When the Quraysh continued to accuse the Muslims to the negus, he asked them to speak further on their beliefs about Jesus. Jafar spoke again: “We say what our Prophet has taught us: Jesus is God’s servant, His messenger, His Spirit, His Word that He has breathed into Mary, the Holy Virgin.”

calabriaHaving listened to Jafar, the negus concluded that the differences between what the Muslims and the Christians believed about Jesus did not exceed the length of a stick. The Muslims were free to settle and worship freely in his realm, and their accusers — the Quryash — were asked to leave.

Like the story of Francis and the Sultan, this episode from the Muslim tradition has great relevance for our time and needs to be remembered and shared by Christians and Muslims. It speaks of a crucial moment when the survival of the Muslim community was in doubt and in the hands of their Christian hosts.

The time has come again to offer hospitality and friendship to Muslims, and guarantee their freedom and safety — not because we Christians are their hosts, but because they are our neighbors, they are our colleagues, they are members of our families, they are our fellow Americans and they are our brothers and sisters in the faith of Abraham.
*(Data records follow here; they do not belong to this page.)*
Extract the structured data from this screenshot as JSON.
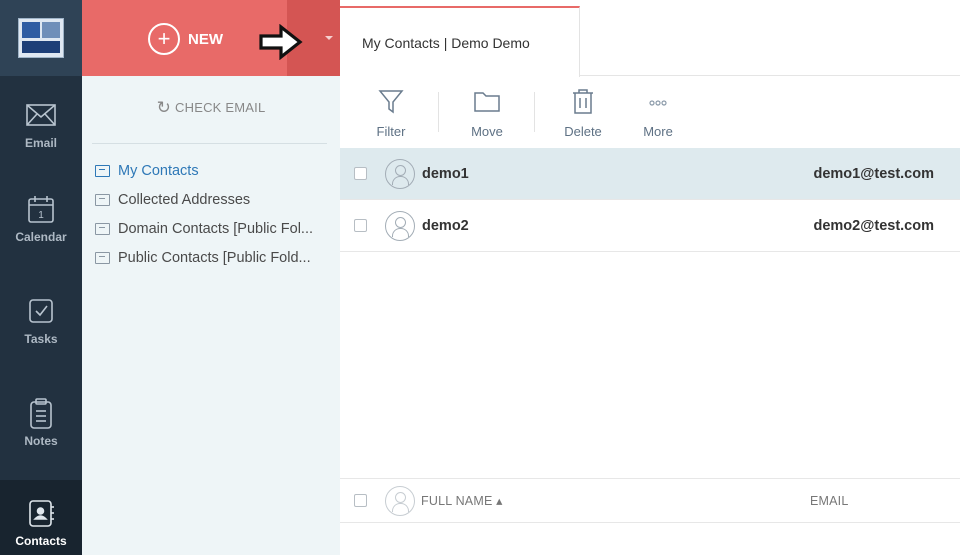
{
  "nav": {
    "items": [
      {
        "label": "Email",
        "icon": "envelope-icon"
      },
      {
        "label": "Calendar",
        "icon": "calendar-icon",
        "day": "1"
      },
      {
        "label": "Tasks",
        "icon": "checkbox-icon"
      },
      {
        "label": "Notes",
        "icon": "notepad-icon"
      },
      {
        "label": "Contacts",
        "icon": "contact-book-icon",
        "active": true
      }
    ]
  },
  "new_button": {
    "label": "NEW",
    "icon": "plus-circle-icon"
  },
  "check_email": {
    "label": "CHECK EMAIL",
    "icon": "refresh-icon"
  },
  "folders": [
    {
      "label": "My Contacts",
      "selected": true
    },
    {
      "label": "Collected Addresses"
    },
    {
      "label": "Domain Contacts [Public Fol..."
    },
    {
      "label": "Public Contacts [Public Fold..."
    }
  ],
  "tab": {
    "label": "My Contacts | Demo Demo"
  },
  "toolbar": {
    "filter": "Filter",
    "move": "Move",
    "delete": "Delete",
    "more": "More"
  },
  "contacts": [
    {
      "name": "demo1",
      "email": "demo1@test.com",
      "selected": true
    },
    {
      "name": "demo2",
      "email": "demo2@test.com"
    }
  ],
  "columns": {
    "full_name": "FULL NAME ▴",
    "email": "EMAIL"
  },
  "colors": {
    "accent": "#e86a68",
    "rail": "#223140",
    "selected_row": "#deeaee",
    "folder_selected": "#2e78b7"
  }
}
These are things that must never be forgotten.

— Fr. Michael, vicar of St. Bonaventure Friary in Allegany, N.Y., has degrees in Egyptology and Near Eastern studies. He is lecturer of Arabic and Islamic studies at St. Bonaventure University. Michael said the flag above, used during the Egyptian independence movement, shows the crescent of Islam and the cross of Christianity,signifying Muslims and Christians united against injustice.”